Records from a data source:
-------------------------
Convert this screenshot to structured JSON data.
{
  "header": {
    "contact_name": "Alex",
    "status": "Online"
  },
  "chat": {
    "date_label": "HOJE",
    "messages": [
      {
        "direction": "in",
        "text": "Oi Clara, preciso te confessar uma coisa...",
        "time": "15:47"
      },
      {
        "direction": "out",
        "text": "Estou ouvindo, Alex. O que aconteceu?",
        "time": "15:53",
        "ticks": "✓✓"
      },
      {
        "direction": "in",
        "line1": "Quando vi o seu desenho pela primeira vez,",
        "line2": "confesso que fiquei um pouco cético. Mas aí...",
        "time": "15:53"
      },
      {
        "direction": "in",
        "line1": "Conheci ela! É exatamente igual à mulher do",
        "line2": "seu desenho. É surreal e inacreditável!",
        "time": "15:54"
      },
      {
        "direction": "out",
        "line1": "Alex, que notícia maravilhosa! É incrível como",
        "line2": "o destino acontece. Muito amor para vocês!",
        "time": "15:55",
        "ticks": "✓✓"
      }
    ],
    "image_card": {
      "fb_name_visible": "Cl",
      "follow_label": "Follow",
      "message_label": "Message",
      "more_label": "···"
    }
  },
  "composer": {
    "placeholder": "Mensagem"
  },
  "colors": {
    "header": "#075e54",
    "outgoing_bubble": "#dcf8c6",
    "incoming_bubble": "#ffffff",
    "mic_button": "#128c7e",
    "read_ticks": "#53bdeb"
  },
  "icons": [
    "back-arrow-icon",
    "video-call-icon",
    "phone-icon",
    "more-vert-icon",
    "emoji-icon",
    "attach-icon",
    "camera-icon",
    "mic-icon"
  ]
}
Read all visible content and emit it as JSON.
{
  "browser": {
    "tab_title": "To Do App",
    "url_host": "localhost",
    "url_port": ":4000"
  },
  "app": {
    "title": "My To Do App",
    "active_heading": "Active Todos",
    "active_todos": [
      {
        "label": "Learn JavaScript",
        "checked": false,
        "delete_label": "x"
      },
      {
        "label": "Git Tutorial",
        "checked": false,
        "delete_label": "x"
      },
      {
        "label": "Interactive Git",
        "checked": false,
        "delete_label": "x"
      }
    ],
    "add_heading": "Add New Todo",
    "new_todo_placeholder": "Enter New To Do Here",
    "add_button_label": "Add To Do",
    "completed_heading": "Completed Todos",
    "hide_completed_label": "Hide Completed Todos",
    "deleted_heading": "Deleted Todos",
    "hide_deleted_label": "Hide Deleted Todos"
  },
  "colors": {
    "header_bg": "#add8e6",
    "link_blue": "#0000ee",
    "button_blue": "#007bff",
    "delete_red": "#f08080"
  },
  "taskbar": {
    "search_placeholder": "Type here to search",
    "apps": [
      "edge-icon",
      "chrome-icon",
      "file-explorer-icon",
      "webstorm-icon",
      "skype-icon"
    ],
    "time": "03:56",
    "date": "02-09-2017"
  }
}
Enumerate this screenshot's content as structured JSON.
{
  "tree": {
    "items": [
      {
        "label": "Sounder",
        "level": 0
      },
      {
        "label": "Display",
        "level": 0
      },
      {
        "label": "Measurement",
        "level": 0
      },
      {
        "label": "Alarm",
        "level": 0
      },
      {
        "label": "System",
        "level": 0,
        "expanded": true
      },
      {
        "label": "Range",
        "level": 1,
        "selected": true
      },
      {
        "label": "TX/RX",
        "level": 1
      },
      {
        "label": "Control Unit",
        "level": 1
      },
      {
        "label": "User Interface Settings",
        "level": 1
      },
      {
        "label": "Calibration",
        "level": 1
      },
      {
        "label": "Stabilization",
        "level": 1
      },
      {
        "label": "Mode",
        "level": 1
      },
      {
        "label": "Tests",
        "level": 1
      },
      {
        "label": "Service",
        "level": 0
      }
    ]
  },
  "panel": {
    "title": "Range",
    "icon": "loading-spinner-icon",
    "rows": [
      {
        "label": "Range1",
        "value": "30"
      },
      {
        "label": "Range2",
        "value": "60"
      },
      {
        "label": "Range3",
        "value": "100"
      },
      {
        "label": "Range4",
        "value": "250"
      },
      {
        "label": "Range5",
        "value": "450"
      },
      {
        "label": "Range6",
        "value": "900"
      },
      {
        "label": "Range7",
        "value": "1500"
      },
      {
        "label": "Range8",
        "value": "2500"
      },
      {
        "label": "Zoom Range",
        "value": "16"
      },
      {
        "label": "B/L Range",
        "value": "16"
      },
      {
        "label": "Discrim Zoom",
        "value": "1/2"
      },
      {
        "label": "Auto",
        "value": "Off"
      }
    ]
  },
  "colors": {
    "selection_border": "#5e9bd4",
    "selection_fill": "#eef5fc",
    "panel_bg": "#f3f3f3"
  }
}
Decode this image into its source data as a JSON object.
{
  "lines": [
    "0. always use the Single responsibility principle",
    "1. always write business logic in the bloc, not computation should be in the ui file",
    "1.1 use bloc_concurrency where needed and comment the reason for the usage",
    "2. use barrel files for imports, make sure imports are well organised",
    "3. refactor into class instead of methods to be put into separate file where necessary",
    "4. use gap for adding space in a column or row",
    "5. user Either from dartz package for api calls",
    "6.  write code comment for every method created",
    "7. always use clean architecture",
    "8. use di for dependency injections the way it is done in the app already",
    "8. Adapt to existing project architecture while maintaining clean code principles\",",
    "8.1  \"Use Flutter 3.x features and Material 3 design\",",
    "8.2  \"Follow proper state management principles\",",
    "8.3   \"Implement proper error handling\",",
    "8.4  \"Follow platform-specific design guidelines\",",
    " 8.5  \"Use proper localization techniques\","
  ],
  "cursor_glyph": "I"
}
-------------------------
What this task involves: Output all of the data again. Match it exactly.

Solution to this task:
Convert this screenshot to structured JSON data.
{
  "header": {
    "contact_name": "Alex",
    "status": "Online"
  },
  "chat": {
    "date_label": "HOJE",
    "messages": [
      {
        "direction": "in",
        "text": "Oi Clara, preciso te confessar uma coisa...",
        "time": "15:47"
      },
      {
        "direction": "out",
        "text": "Estou ouvindo, Alex. O que aconteceu?",
        "time": "15:53",
        "ticks": "✓✓"
      },
      {
        "direction": "in",
        "line1": "Quando vi o seu desenho pela primeira vez,",
        "line2": "confesso que fiquei um pouco cético. Mas aí...",
        "time": "15:53"
      },
      {
        "direction": "in",
        "line1": "Conheci ela! É exatamente igual à mulher do",
        "line2": "seu desenho. É surreal e inacreditável!",
        "time": "15:54"
      },
      {
        "direction": "out",
        "line1": "Alex, que notícia maravilhosa! É incrível como",
        "line2": "o destino acontece. Muito amor para vocês!",
        "time": "15:55",
        "ticks": "✓✓"
      }
    ],
    "image_card": {
      "fb_name_visible": "Cl",
      "follow_label": "Follow",
      "message_label": "Message",
      "more_label": "···"
    }
  },
  "composer": {
    "placeholder": "Mensagem"
  },
  "colors": {
    "header": "#075e54",
    "outgoing_bubble": "#dcf8c6",
    "incoming_bubble": "#ffffff",
    "mic_button": "#128c7e",
    "read_ticks": "#53bdeb"
  },
  "icons": [
    "back-arrow-icon",
    "video-call-icon",
    "phone-icon",
    "more-vert-icon",
    "emoji-icon",
    "attach-icon",
    "camera-icon",
    "mic-icon"
  ]
}
Read all visible content and emit it as JSON.
{
  "browser": {
    "tab_title": "To Do App",
    "url_host": "localhost",
    "url_port": ":4000"
  },
  "app": {
    "title": "My To Do App",
    "active_heading": "Active Todos",
    "active_todos": [
      {
        "label": "Learn JavaScript",
        "checked": false,
        "delete_label": "x"
      },
      {
        "label": "Git Tutorial",
        "checked": false,
        "delete_label": "x"
      },
      {
        "label": "Interactive Git",
        "checked": false,
        "delete_label": "x"
      }
    ],
    "add_heading": "Add New Todo",
    "new_todo_placeholder": "Enter New To Do Here",
    "add_button_label": "Add To Do",
    "completed_heading": "Completed Todos",
    "hide_completed_label": "Hide Completed Todos",
    "deleted_heading": "Deleted Todos",
    "hide_deleted_label": "Hide Deleted Todos"
  },
  "colors": {
    "header_bg": "#add8e6",
    "link_blue": "#0000ee",
    "button_blue": "#007bff",
    "delete_red": "#f08080"
  },
  "taskbar": {
    "search_placeholder": "Type here to search",
    "apps": [
      "edge-icon",
      "chrome-icon",
      "file-explorer-icon",
      "webstorm-icon",
      "skype-icon"
    ],
    "time": "03:56",
    "date": "02-09-2017"
  }
}
Enumerate this screenshot's content as structured JSON.
{
  "tree": {
    "items": [
      {
        "label": "Sounder",
        "level": 0
      },
      {
        "label": "Display",
        "level": 0
      },
      {
        "label": "Measurement",
        "level": 0
      },
      {
        "label": "Alarm",
        "level": 0
      },
      {
        "label": "System",
        "level": 0,
        "expanded": true
      },
      {
        "label": "Range",
        "level": 1,
        "selected": true
      },
      {
        "label": "TX/RX",
        "level": 1
      },
      {
        "label": "Control Unit",
        "level": 1
      },
      {
        "label": "User Interface Settings",
        "level": 1
      },
      {
        "label": "Calibration",
        "level": 1
      },
      {
        "label": "Stabilization",
        "level": 1
      },
      {
        "label": "Mode",
        "level": 1
      },
      {
        "label": "Tests",
        "level": 1
      },
      {
        "label": "Service",
        "level": 0
      }
    ]
  },
  "panel": {
    "title": "Range",
    "icon": "loading-spinner-icon",
    "rows": [
      {
        "label": "Range1",
        "value": "30"
      },
      {
        "label": "Range2",
        "value": "60"
      },
      {
        "label": "Range3",
        "value": "100"
      },
      {
        "label": "Range4",
        "value": "250"
      },
      {
        "label": "Range5",
        "value": "450"
      },
      {
        "label": "Range6",
        "value": "900"
      },
      {
        "label": "Range7",
        "value": "1500"
      },
      {
        "label": "Range8",
        "value": "2500"
      },
      {
        "label": "Zoom Range",
        "value": "16"
      },
      {
        "label": "B/L Range",
        "value": "16"
      },
      {
        "label": "Discrim Zoom",
        "value": "1/2"
      },
      {
        "label": "Auto",
        "value": "Off"
      }
    ]
  },
  "colors": {
    "selection_border": "#5e9bd4",
    "selection_fill": "#eef5fc",
    "panel_bg": "#f3f3f3"
  }
}
Decode this image into its source data as a JSON object.
{
  "lines": [
    "0. always use the Single responsibility principle",
    "1. always write business logic in the bloc, not computation should be in the ui file",
    "1.1 use bloc_concurrency where needed and comment the reason for the usage",
    "2. use barrel files for imports, make sure imports are well organised",
    "3. refactor into class instead of methods to be put into separate file where necessary",
    "4. use gap for adding space in a column or row",
    "5. user Either from dartz package for api calls",
    "6.  write code comment for every method created",
    "7. always use clean architecture",
    "8. use di for dependency injections the way it is done in the app already",
    "8. Adapt to existing project architecture while maintaining clean code principles\",",
    "8.1  \"Use Flutter 3.x features and Material 3 design\",",
    "8.2  \"Follow proper state management principles\",",
    "8.3   \"Implement proper error handling\",",
    "8.4  \"Follow platform-specific design guidelines\",",
    " 8.5  \"Use proper localization techniques\","
  ],
  "cursor_glyph": "I"
}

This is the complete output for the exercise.